▶ [ENTRIES SUPPLIED]:
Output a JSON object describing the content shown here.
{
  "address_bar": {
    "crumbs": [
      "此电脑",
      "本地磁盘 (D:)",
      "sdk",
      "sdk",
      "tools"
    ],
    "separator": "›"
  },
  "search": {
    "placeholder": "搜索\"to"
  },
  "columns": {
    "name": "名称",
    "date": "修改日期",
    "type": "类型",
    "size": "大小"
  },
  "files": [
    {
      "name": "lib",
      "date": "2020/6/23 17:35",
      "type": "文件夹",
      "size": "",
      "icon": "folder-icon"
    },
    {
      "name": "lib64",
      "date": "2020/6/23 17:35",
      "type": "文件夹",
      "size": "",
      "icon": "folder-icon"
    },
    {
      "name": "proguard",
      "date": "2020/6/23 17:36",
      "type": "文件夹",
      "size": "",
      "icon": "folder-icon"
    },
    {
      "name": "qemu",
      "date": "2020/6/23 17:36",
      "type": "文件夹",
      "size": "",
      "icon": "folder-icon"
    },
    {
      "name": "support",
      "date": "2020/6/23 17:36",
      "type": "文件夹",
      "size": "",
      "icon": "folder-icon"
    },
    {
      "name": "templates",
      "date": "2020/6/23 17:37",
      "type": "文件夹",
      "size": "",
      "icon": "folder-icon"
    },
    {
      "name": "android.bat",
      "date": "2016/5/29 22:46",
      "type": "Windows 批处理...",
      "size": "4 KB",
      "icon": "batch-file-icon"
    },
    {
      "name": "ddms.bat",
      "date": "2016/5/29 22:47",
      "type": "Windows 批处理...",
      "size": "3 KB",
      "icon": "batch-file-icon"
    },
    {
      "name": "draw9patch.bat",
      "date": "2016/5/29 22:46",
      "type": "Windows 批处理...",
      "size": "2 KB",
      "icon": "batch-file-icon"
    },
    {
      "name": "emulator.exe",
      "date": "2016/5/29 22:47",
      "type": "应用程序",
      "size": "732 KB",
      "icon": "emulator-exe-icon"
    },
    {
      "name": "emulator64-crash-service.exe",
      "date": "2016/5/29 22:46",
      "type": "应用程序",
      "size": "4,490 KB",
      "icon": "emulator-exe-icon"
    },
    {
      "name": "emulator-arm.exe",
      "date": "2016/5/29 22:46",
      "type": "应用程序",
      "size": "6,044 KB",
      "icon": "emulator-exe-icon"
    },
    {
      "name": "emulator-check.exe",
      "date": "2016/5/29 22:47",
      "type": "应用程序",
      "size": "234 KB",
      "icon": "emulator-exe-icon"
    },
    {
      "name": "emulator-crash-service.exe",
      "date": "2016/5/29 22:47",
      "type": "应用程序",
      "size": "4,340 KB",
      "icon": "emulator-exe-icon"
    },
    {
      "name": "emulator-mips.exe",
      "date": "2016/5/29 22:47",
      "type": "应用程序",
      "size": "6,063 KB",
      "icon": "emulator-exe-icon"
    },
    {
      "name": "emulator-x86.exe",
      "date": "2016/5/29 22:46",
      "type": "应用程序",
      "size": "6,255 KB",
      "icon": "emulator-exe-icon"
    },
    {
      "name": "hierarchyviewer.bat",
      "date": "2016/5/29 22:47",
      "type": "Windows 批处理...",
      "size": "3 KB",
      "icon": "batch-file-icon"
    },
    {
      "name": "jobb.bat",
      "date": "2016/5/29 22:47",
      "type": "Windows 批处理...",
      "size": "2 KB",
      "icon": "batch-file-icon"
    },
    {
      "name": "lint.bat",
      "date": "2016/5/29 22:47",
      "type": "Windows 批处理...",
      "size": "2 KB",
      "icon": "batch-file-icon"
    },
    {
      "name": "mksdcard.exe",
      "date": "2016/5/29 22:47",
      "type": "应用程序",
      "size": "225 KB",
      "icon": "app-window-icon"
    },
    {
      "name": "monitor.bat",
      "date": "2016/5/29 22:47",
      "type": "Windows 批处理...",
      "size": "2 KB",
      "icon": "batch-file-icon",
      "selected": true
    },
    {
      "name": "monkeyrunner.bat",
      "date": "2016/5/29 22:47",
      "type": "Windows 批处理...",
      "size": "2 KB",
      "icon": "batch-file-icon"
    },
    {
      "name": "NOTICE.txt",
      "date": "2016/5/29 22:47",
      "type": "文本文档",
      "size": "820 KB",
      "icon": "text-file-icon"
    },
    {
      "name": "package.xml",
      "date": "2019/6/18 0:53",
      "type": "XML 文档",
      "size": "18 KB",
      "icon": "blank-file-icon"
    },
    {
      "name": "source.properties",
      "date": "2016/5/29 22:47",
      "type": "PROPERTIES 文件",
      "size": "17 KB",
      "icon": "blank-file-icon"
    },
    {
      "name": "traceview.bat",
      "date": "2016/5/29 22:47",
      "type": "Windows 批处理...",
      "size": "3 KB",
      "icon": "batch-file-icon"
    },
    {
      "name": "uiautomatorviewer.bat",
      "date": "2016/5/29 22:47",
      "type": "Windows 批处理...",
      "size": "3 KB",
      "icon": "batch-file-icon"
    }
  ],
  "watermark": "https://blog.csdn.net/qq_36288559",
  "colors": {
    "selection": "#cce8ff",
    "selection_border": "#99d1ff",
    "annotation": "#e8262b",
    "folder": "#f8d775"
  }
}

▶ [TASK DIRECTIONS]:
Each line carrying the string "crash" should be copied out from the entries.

▶ [ANSWER BOX]:
      "name": "emulator64-crash-service.exe",
      "name": "emulator-crash-service.exe",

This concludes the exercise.